Speed Boat Survival

Myth: You can jump a car-on-levee in a speedboat and drive away

See also: Jumping a Gorge/Movie Myths

In Live and Let Die, Bond was chased by henchmen through the Louisiana Bayou. He evades his pursuers by jumping his speedboat up the side of a levee and over a car. The movie stuntmen used 17 boats and did around 100 practice runs to pull off the stunt in the movie.

Adam built a mini-Bayou using 2x4s, plywood, and a tarp. They used a small steel girder piece to replicate the side of the levee. Although Bond used the levee as a ramp, Adam noted that they don’t have a levee… and the stunt was probably done with a ramp anyways. Adam had a lot of problems controlling the small scale speedboat model, which would be a concern when they did the actual test.

Full-size test setup

Jamie and Adam went out to Lake Yosemite with with a replica boat, a chase boat, and painter’s scaffolding to give this Bond myth a shot. They only had one shot at the jump, so aim was critical.

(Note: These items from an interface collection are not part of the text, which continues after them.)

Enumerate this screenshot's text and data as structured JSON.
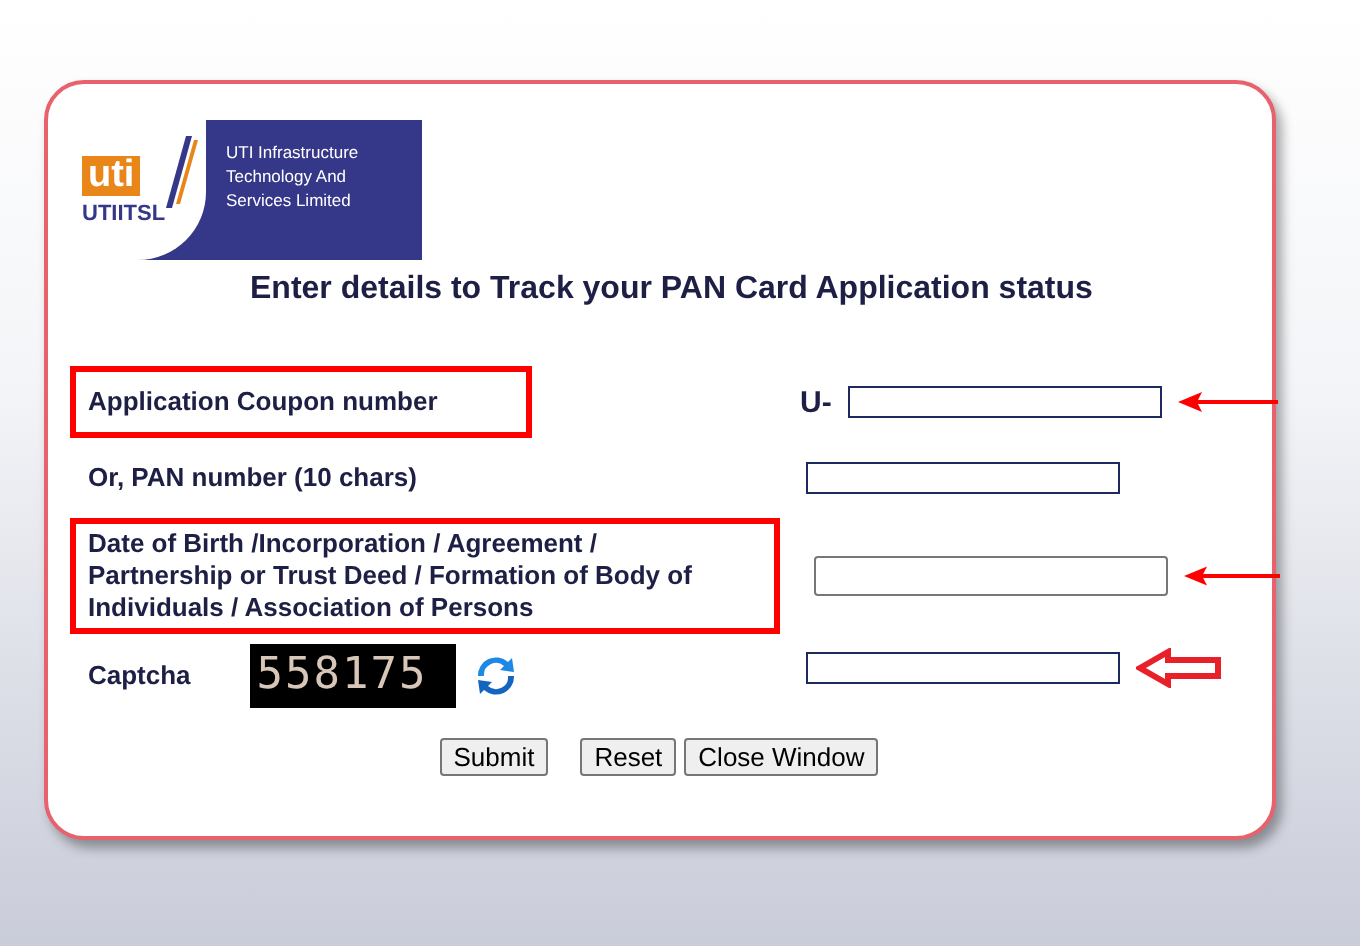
{
  "logo": {
    "mark": "uti",
    "name": "UTIITSL",
    "company_lines": [
      "UTI Infrastructure",
      "Technology And",
      "Services Limited"
    ]
  },
  "heading": "Enter details to Track your PAN Card Application status",
  "fields": [
    {
      "kind": "text",
      "label": "Application Coupon number",
      "prefix": "U-",
      "highlighted": true,
      "arrow": {
        "kind": "solid"
      }
    },
    {
      "kind": "text",
      "label": "Or, PAN number (10 chars)",
      "highlighted": false
    },
    {
      "kind": "date",
      "label": "Date of Birth /Incorporation / Agreement / Partnership or Trust Deed / Formation of Body of Individuals / Association of Persons",
      "highlighted": true,
      "arrow": {
        "kind": "solid"
      }
    },
    {
      "kind": "captcha",
      "label": "Captcha",
      "code": "558175",
      "highlighted": false,
      "arrow": {
        "kind": "outline"
      }
    }
  ],
  "buttons": [
    "Submit",
    "Reset",
    "Close Window"
  ]
}
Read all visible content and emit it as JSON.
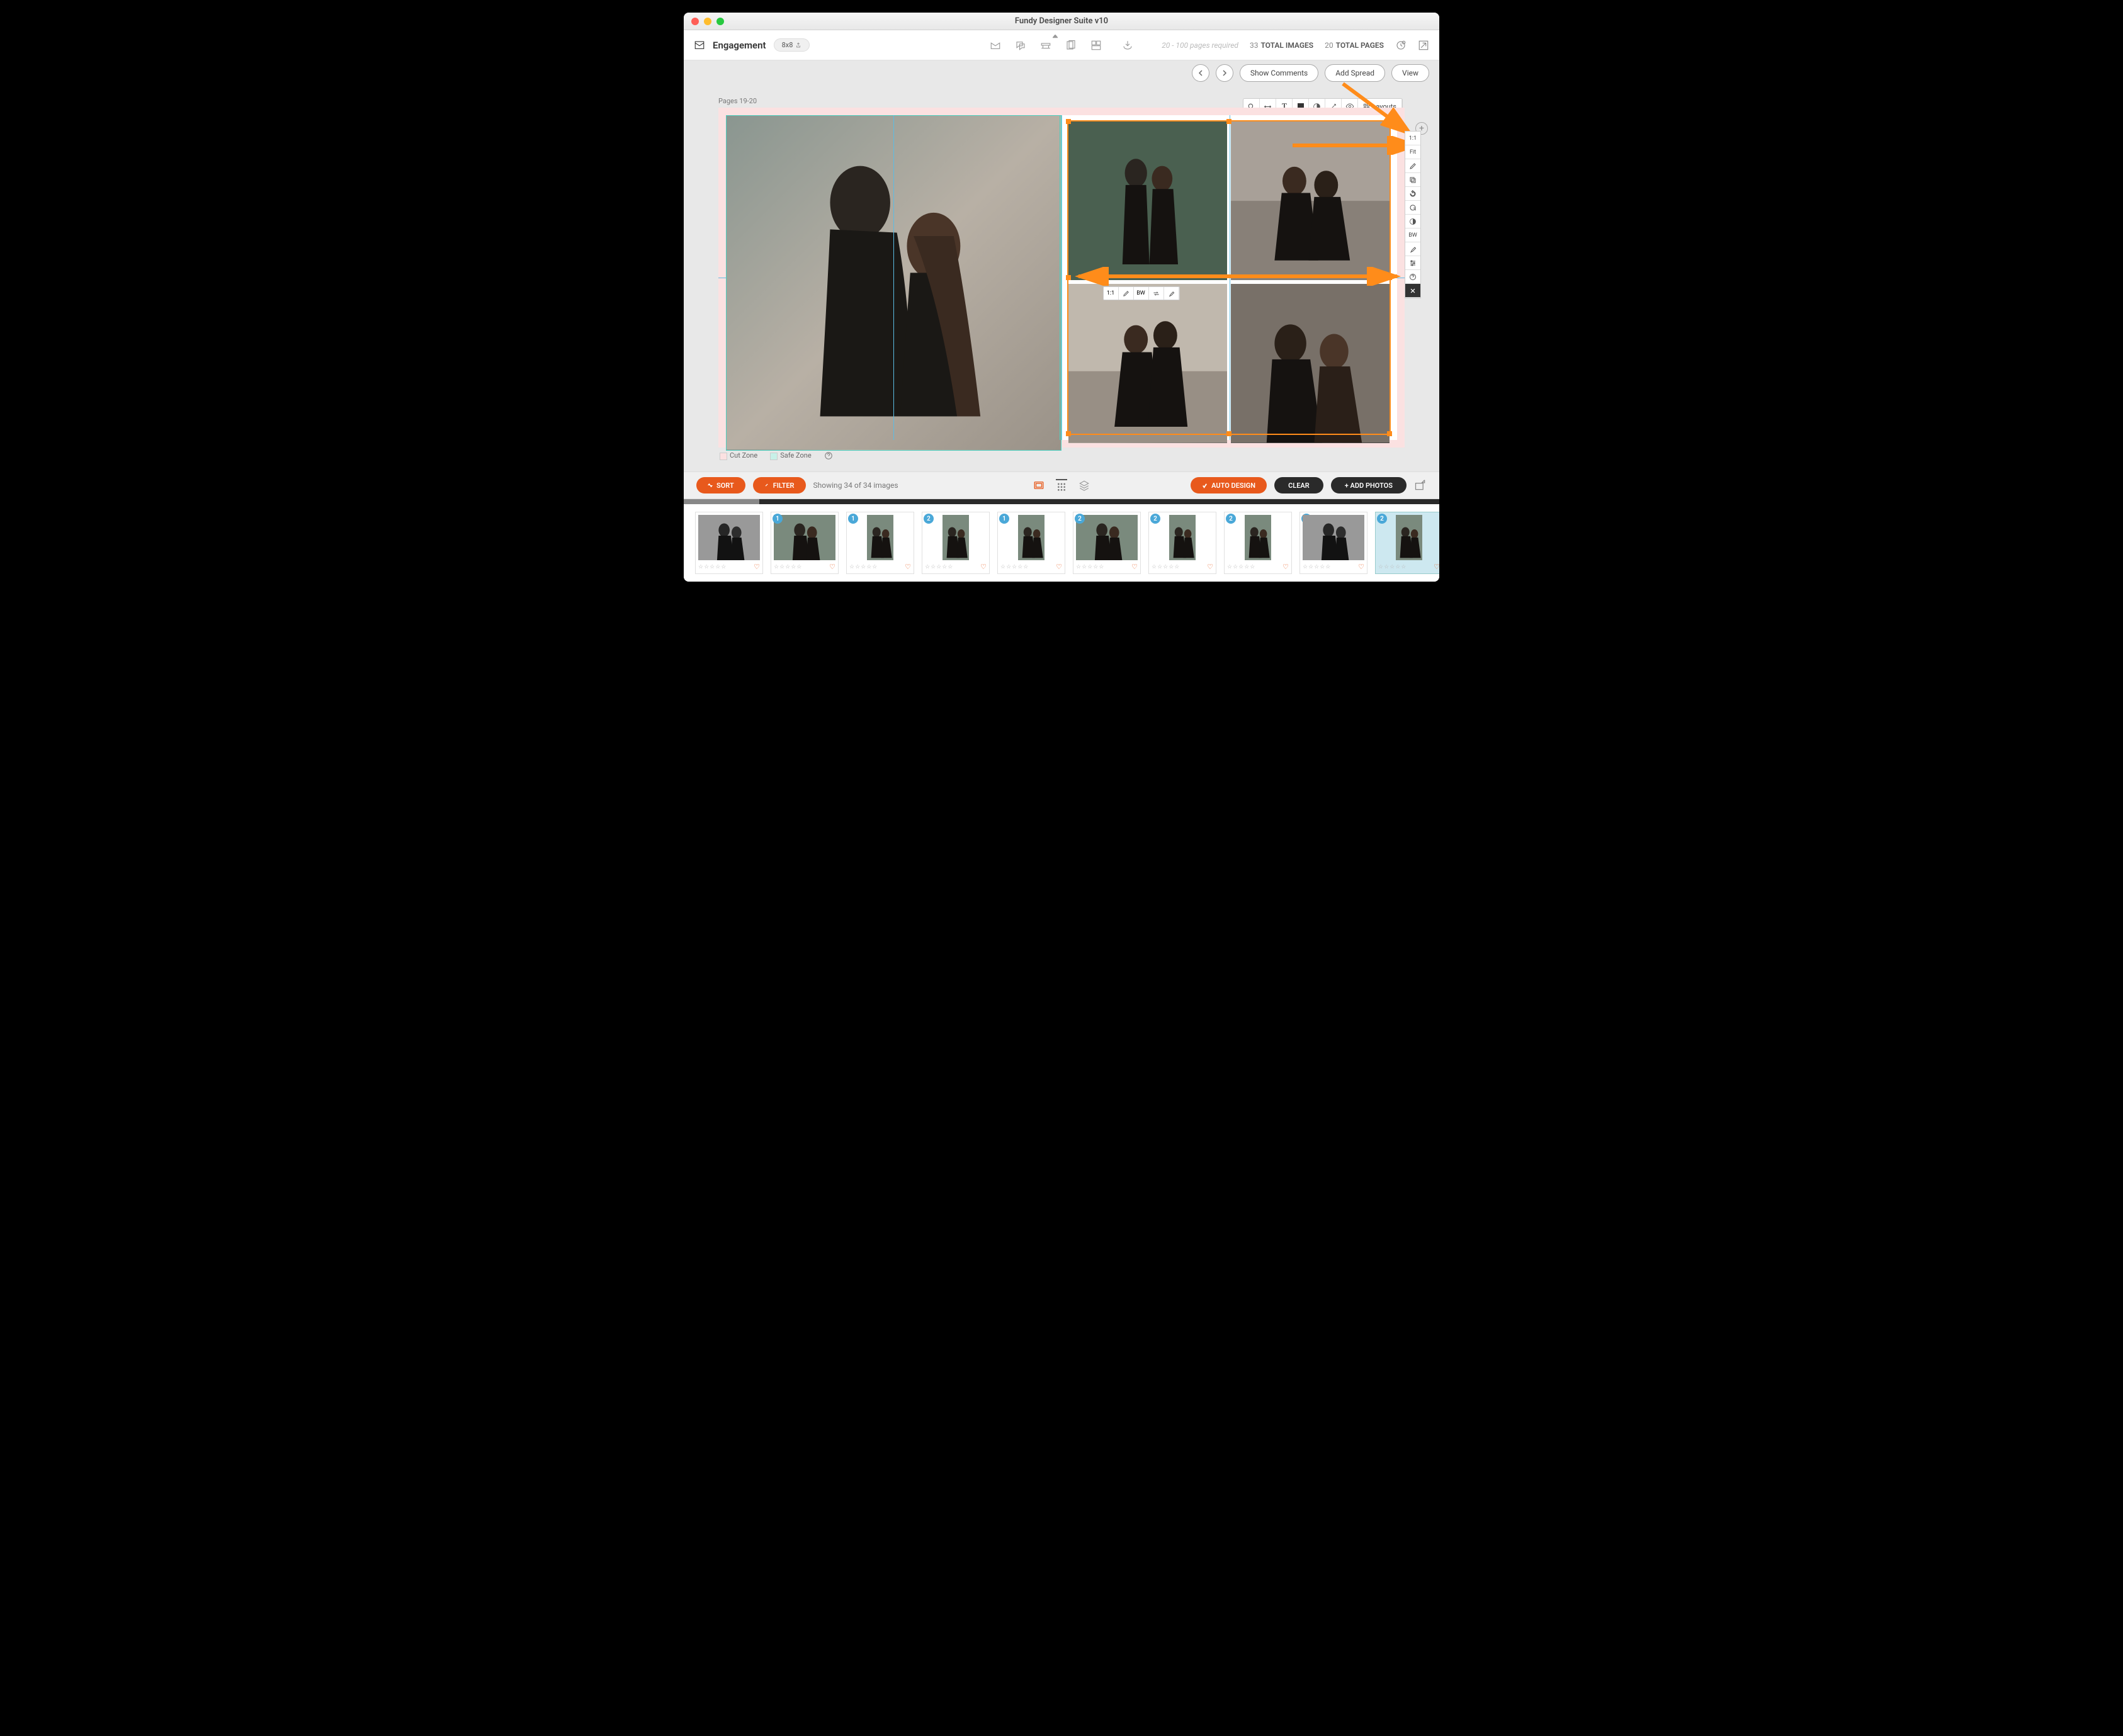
{
  "window": {
    "title": "Fundy Designer Suite v10"
  },
  "toolbar": {
    "project": "Engagement",
    "size": "8x8",
    "pages_required": "20 - 100 pages required",
    "total_images_count": "33",
    "total_images_label": "TOTAL IMAGES",
    "total_pages_count": "20",
    "total_pages_label": "TOTAL PAGES"
  },
  "secondary": {
    "show_comments": "Show Comments",
    "add_spread": "Add Spread",
    "view": "View"
  },
  "canvas": {
    "page_label": "Pages 19-20",
    "layouts_label": "Layouts",
    "cut_zone": "Cut Zone",
    "safe_zone": "Safe Zone"
  },
  "side_panel": {
    "items": [
      "1:1",
      "Fit",
      "pen",
      "copy",
      "rotate",
      "refresh",
      "contrast",
      "BW",
      "dropper",
      "sliders",
      "help",
      "close"
    ]
  },
  "img_tools": {
    "items": [
      "1:1",
      "pen",
      "BW",
      "arrows",
      "dropper"
    ]
  },
  "filter_bar": {
    "sort": "SORT",
    "filter": "FILTER",
    "showing": "Showing 34 of 34 images",
    "auto_design": "AUTO DESIGN",
    "clear": "CLEAR",
    "add_photos": "+ ADD PHOTOS"
  },
  "thumbnails": [
    {
      "badge": "",
      "bw": true,
      "vert": false
    },
    {
      "badge": "1",
      "bw": false,
      "vert": false
    },
    {
      "badge": "1",
      "bw": false,
      "vert": true
    },
    {
      "badge": "2",
      "bw": false,
      "vert": true
    },
    {
      "badge": "1",
      "bw": false,
      "vert": true
    },
    {
      "badge": "2",
      "bw": false,
      "vert": false
    },
    {
      "badge": "2",
      "bw": false,
      "vert": true
    },
    {
      "badge": "2",
      "bw": false,
      "vert": true
    },
    {
      "badge": "2",
      "bw": true,
      "vert": false
    },
    {
      "badge": "2",
      "bw": false,
      "vert": true,
      "selected": true
    }
  ],
  "stars": "☆☆☆☆☆"
}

  • Boat: near-replica of the 1973 Glasstron GT 150 that James Bond used in Live and Let Die. This time, Adam did the remote control wiring on the speedboat (steering wheel and throttle servos).
  • Ramp: 18 degree ramp built out of painter’s scaffolding
  • Cop car on barge

Adam steered the speedboat from a chase boat. As they approached the ramp their chase boat fell off-center and Adam wasn’t able to gauge the path to the ramp properly. The boat hit the ramp slightly to the side, which caused it to launch into the air, back flip and land upside down in the water.

They were surprised to see that the boat was still in good condition with the hull intact. With a second (or maybe more) chance at the test, they hypothesized that they could actually pull of the requirements of the myth.